“Open Issues” are situations that impact the timely completion of a job and in almost every case cost the wall and ceiling contractor money. For example, a simple open issue for an acoustical ceiling contractor could be getting clarification on the ceiling height in a hallway. For a painting contractor, it could be as simple as the designer or owner picking out a paint color.

There can be complicated open issues, such as ductwork being lower than a finished ceiling or the plumber forgot to put in a vent pipe. Other open issues can be missing doorframes, missing insulation, missing can lights, or structural steel and concrete in the wrong location. There can be literally hundreds of open issues on a residential or commercial project.

Think about how many times you’ve had to wait and work around an open issue? How much did it cost you? How much did it cost you to go back to an area to drywall an 8 foot by 8 foot ceiling and go back and paint the same ceiling? First, think about how much time you had in your estimate to drywall or paint that ceiling. To hang 64 square feet of drywall, we would be looking at somewhere between 30 to 45 minutes. To tape or paint, we would be looking at about the same amount of time for each.

How do you compare the time you had in your estimate vs. the time it would take to remobilize manpower, equipment, and material to do that same 64 square feet, as well as clean up? Could it be done in the amount of time you had in your original estimate? The right answer is absolutely not. The question is how do you prove it to yourself, your employees and most importantly your client?


Most if not all subcontracts include language requiring the subcontractor to notify the GC of any delays and/or deficiencies in the prior trades’ work. For example, if a contractor hangs drywall on a ceiling prior to can lights being installed, the contractor “contractually” can be held responsible for removing the drywall and re-installation. Contractually, you cannot proceed with your work until the preceding work of other trades is completed, and completed correctly.

Wall and ceiling contractors have two issues that need to be tracked on an open issues log: First, issues delaying the subcontractors work and second, work performed by other trades that is deficient.


On the bottom left is an example of an open issue log using an Excel spread sheet. The power of an open issue log depends on how you want to use it. However, you should keep in mind that nearly all subcontracts require subcontractors to notify the GC of delays and deficiencies.

An open issue report can be as complicated or as simple as you want it. What you must know is that some GCs will not like getting it each day or week because it looks as though you are posturing for a claim. I’ve had good results explaining that we provide this report as a tool.

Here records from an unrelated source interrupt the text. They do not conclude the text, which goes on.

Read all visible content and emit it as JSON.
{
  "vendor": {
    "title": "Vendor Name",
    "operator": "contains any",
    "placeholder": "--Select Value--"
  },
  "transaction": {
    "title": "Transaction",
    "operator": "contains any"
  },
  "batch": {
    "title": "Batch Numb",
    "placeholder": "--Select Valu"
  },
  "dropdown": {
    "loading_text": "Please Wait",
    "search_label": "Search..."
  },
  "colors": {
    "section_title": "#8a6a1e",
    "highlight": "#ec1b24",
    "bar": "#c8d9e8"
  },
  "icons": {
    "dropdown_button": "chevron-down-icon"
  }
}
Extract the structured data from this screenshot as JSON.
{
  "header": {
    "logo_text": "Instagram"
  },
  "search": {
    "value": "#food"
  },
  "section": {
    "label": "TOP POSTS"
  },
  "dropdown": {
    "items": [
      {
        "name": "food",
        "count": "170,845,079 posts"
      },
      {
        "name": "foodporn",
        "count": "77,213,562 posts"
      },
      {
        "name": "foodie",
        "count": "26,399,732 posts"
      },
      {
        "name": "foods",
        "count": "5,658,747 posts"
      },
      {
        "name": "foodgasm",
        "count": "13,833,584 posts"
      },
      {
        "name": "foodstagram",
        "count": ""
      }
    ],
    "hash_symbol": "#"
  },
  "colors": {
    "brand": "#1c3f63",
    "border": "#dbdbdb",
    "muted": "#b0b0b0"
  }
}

All jobs have issues, but you never know when a job is going to have so many issues that it begins to impact your bottom line. Some subcontractors may want to use a log on certain jobs or for certain GCs.


Here is what I like best about the open issue log. Let’s say there are 200 items on your log and you know that at some point the GC is going to have to address these issues so you can complete your work. What if 50 percent of these issues are in areas that you’ve already been through? In other words, 50 percent of the items are loose ends that your company has to remobilize manpower, material, equipment and clean up for.

Finally, the GC says that Issue #1 is ready for you to complete. Issue #1 is going to take a total remobilization because all of your work in this area was done months ago. At that point, it’s a good idea to explain to the GC that the cost to go back and complete Issue #1 is going to cost more than you had in your bid. Explain that you’re going to do the work on an EWA and reference it as Open Issue #1. Include all the labor hours, material, and equipment it takes to complete Issue #1 and arrive at a total price for that issue.

On the same EWA, subtract the amount you had in your bid to do the work. This leaves you with the true cost of having to complete the work out of sequence and at a later date.

A million dollar job with 200 open issues is going to cost you money. The cost to complete 200 loose ends will ruin an otherwise good job. Why should any subcontractor have to lose money due to the GCs or owners’ poor project management?

As tight as the market is today, I don’t think any of us can afford to piecemeal a job. I hope this gives you some ideas on how to manage loose ends and I hope everyone adopts an open issue log.

Remember: Teamwork begins with a fair contract. W&C